Beginning in May 2017, we started interviewing over 200 sales executives from large and medium-sized companies all over the world. We asked a number of questions, but the most revealing was, “what are the most critical bad habits you see in your salespeople that are hurting their results?
In 90% of those interviews, the same 4 factors come up as the causes:
- Too much talking on sales calls and not enough listening
- Poor use of questions to really understand the customer’s needs
- Inability to differentiate their company and products with dynamic competitive advantages
- Poor ability to guide sales interactions with a sales process that leads to closing recommendations
The thing is, these are very basic foundational skills.
These 4 factors came up over and over. However, when we asked if sales training and follow-up were in place, nearly everyone responded that not only was it in place, but a substantial investment had been made in training and showing sales managers how to coach to reduce these bad selling habits.
So, we started testing sales teams
We decided to test a wide range of salespeople from these same companies to see if they could answer two simple questions:
- What makes your company/products/services better than your competitors?
- If you could boil your competitive advantages down to 2-3 differentiating factors, what are they and how would you communicate that in 90-seconds or less to a decision maker or influencer?
We put them all through the exact same testing process, recorded their responses, and our SalesGym team rated their verbal skills, including their ability to use a relevant, open-ended question that connected with their response to those two questions.
What We Learned From The Testing
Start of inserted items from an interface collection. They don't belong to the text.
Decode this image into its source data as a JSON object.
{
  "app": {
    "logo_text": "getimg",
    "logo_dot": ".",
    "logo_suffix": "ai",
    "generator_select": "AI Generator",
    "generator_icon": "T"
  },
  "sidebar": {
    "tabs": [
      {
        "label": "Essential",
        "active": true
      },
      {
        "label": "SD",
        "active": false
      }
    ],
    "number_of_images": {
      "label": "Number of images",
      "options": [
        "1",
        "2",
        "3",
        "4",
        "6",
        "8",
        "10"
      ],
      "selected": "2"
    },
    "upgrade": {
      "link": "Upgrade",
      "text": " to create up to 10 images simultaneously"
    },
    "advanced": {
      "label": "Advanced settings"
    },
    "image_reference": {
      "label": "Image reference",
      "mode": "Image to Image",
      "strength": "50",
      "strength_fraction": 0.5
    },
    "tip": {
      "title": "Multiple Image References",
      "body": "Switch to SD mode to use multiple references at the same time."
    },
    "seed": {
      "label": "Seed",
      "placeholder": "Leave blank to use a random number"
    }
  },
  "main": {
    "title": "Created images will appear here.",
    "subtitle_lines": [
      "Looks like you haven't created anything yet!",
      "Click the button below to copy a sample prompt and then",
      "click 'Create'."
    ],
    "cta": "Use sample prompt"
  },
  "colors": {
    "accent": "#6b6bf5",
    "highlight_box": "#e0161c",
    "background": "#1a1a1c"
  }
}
- Most companies do not have their differentiating factors and competitive advantages organized in a way that is easy for the sales team to learn, practice, and master. This is a major hurdle and cause of the problem
- Beyond new hire training, over 90% of the people we tested had not practiced or been coached on this most basic sales messaging skill over the previous 90-days or longer
- On a scale of 1-10, most salespeople were rated under 5 in basic areas like the clarity of key points, ability to talk in the customer’s interest, ability to tailor the message, and use of good open-ended questions
- Sales Managers and Executives think their salespeople are better at basic sales messaging than they are. It has been a surprise in every case when they actually hear these skills in action
Most Sales Training Is Very Similar
Nearly all sales training experts and famous authors on sales emphasize how different their training is and why it’s better than all the rest, but when you analyze them, the uncomfortable reality is that most sales training is pretty similar in delivery and methodology.
These types of sales training all have the following in common:
- Cover a lot of material very quickly, increasingly focused on planning and technology topics
- Emphasis on the 4 common selling mistakes is universal … every program emphasizes how damaging these mistakes/bad habits are
- Participants must take significant time out of the field. Usually, 1-3 days where no selling is happening and they are getting behind on follow-up. This stress causes fractured focus and attention.
- The actual time participants spend verbally practicing compared to listening, taking notes and discussing ideas is minimal … <10% of the time is practicing and often <5%
- High Instructor to participant ratios, generally greater than 10:1
- Focus is on what to do, why it’s important, various ways of how to do it, but nowhere near the repetition needed with evaluative feedback to correct the mistakes
- A lot of time spent on planning and organizing steps, getting ready for a call, agreeing on what to focus on, planning and focus process, etc.
- Trainers often are incapable of giving credible examples of selling skills that have real influence on the participants
- The bulk of sales training is developed for and aimed at new hires
- Practice is peer to peer and, as such, practice partners are both early in the learning curve
These approaches are a significant reason why sales training doesn’t impact the 4 most common mistakes. In our next blog post, we’ll look at Part 2 of our research, what we learned from testing the sales teams in these same companies with an athlete-based model of sales training.